Inside Joy Division

By Peter Hook

!t Books. 386 pp. $27.99

Iconic post-punk English quartet Joy Division, best known for the moody single “Love Will Tear Us Apart,” didn’t write songs about surfing and sunshine. Not only was the band from a suburb of freezing, industrial Manchester, but frontman Ian Curtis, an epileptic who had seizures onstage, hanged himself at the height of the group’s popularity, days before its first American tour. Surviving members went on to found New Order, best known for another moody single, “Blue Monday,” but things were never the same.

“It was hard to write songs without Ian because the spot we looked to for help was empty,” writes bassist Peter Hook in his memoir, “Unknown Pleasures.” After New Order’s manager died in 1999, that band drifted as well. “It’s been downhill ever since — until, at the time of this writing, it’s as bad as it could possibly be,” Hook writes. “Joy Division and then New Order were ships that needed captains, but our captains kept dying on us.”

Parts of Hook’s tale of woe have been told better before. The Manchester scene was memorialized not long ago in two lauded films, “24 Hour Party People” (2002) and “Control” (2007). The bassist’s memories of practical jokes he played on the Buzzcocks while on tour in ’79 don’t add much to these. Also, Hook unleashes a barrage of Northern England slang and loves to talk about his gear — readers will need to know that “scousers” are inhabitants of Liverpool and that Hondo guitars are the Ford Fiestas of the music world.

Still, in “Unknown Pleasures” Hook wrestles with Joy Division’s failure to recognize the obvious: that the sick young man singing songs center stage about death was actually ready to die. It’s compelling.

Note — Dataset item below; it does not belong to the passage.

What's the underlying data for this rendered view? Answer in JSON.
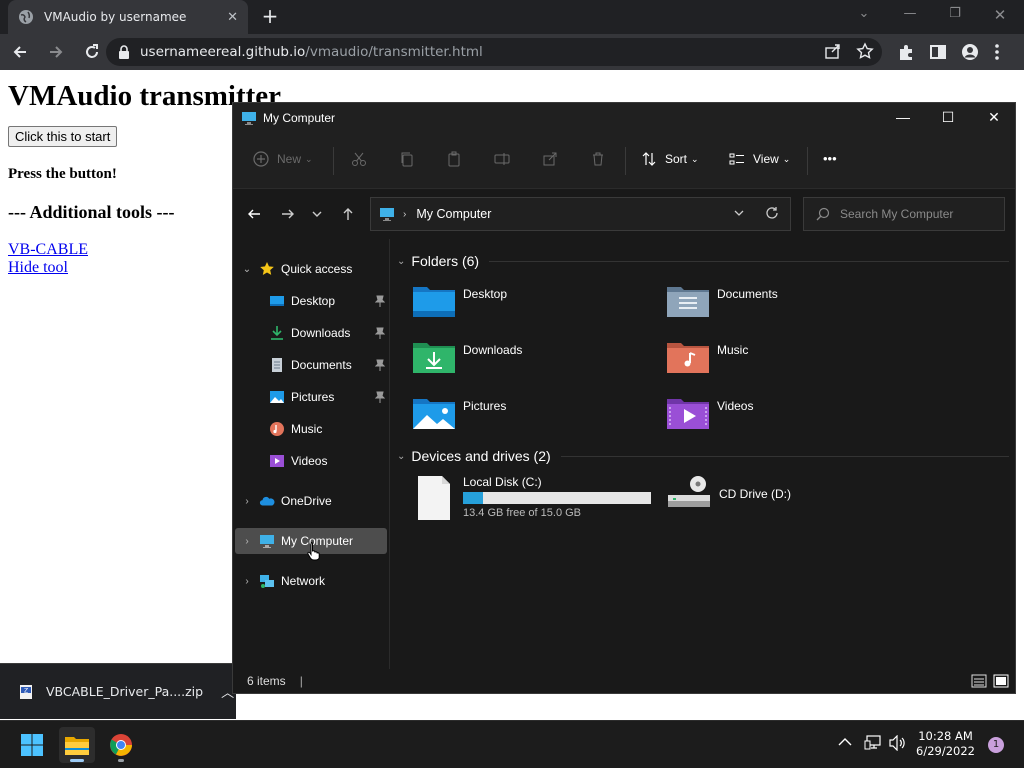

“I suppose in the end it’s almost too easy to look back and say what you should have done, how you might have changed things,” Hook writes. “What’s harder — what’s much, much harder — is to accept what you actually did do.”

— Justin Moyer